There's a favorite Dilbert cartoon of mine, where Alice is gloomy due to negative feedback she's received. Dilbert and Wally try to comfort her, to which she replies that it's easy for men to handle rejection because they have so much experience with it. Wally replies, "We're lucky that way." (Apologies to Scott Adams--he made it a lot funnier than this)
Assign an exponential factor to that experience and you have the typical author trying to get published.

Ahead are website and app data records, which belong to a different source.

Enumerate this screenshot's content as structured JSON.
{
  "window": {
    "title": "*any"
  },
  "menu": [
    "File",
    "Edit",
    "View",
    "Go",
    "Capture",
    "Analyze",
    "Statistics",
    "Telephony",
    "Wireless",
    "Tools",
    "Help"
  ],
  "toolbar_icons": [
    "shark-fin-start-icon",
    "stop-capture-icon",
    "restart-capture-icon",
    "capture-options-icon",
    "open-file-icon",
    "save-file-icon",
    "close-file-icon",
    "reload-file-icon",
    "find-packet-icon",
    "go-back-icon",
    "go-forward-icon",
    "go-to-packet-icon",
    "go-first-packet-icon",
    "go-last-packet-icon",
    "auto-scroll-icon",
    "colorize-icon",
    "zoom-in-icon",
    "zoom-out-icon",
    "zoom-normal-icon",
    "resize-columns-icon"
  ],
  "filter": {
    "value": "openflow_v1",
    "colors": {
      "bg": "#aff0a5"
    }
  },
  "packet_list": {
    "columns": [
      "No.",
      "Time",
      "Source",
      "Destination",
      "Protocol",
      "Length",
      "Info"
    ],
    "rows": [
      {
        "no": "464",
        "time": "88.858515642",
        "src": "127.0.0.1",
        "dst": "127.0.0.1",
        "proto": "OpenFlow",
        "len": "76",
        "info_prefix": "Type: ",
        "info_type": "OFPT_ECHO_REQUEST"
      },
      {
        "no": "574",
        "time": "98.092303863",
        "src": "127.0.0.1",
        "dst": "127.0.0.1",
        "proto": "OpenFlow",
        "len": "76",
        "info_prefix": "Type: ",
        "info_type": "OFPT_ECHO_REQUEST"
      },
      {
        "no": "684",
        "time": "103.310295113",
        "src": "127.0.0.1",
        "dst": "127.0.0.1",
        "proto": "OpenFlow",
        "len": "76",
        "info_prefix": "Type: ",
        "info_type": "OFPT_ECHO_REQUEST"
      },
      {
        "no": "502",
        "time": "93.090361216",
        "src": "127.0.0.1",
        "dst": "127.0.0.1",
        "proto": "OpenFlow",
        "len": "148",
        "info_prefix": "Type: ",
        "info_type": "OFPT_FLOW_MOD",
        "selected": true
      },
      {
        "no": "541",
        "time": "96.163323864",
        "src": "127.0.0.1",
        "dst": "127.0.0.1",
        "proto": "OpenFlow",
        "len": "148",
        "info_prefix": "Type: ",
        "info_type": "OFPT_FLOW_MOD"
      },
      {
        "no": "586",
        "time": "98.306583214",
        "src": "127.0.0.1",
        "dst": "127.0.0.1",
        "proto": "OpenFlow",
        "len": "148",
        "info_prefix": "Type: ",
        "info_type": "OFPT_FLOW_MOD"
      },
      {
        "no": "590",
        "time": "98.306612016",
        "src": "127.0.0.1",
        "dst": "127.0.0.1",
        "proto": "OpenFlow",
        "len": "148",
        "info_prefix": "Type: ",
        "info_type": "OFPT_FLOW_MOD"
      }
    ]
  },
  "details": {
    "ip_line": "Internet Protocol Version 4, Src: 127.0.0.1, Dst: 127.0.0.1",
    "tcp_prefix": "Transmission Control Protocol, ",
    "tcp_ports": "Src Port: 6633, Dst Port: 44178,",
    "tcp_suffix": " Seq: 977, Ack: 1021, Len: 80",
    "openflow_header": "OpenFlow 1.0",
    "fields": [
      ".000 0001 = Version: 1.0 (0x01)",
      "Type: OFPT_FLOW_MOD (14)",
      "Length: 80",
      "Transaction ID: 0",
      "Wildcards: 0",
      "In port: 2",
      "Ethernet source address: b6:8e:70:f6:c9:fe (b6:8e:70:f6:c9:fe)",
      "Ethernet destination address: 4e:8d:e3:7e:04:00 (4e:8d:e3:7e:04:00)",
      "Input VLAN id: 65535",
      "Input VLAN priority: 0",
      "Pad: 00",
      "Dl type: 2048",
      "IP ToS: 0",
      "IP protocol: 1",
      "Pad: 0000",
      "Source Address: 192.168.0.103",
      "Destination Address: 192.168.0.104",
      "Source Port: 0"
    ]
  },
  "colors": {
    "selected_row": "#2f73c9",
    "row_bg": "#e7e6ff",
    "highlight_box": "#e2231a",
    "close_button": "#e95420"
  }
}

As an update, I've submitted queries (usually single-page proposals by authors designed to sell their projects to a prospective agent or publisher) to around a dozen agents in the last couple weeks. My motivation is to sample various rejection systems employed by selected agencies. To receive a request for further information, or an outright offer to represent, would just ruin my experiment, so I'm relieved that so far no one has responded with interest in my project. I intend to write a book on rejection letters...oh, okay, okay! So nothing in the last two sentences was true. We all cope differently.
True to the adage, I'm collecting a nice little pile of rejection letters. Some are impersonal form letters, some are actually very nicely worded ("not for me, but best of luck!"). When I have enough to wallpaper my study, I'll have come close to paying my dues. My tender ego prompted me to only approach agents who I thought would reject me gently. So far, my strategy has worked out pretty well. :-) :-(
There is hope, though. This week I sent a package to a new, small publisher, from whom I think I have a pretty good chance getting a favorable response. They ask for 6-8 weeks to get back to you, though, so the waiting game has kicked off. Until then, I'll continue to probe the industry for a window carelessely left cracked open.
So, rejection becomes important. It builds character, I'm told. By the time all is said and done, I'll be an even bigger character than I am now (if you can imagine that!). So, really, I'm in a great position. Being a guy with Alice's averred history of rejection AND and author who goes out actually looking for more, I'm prepared to face whatever life throws my way.
I'm lucky that way.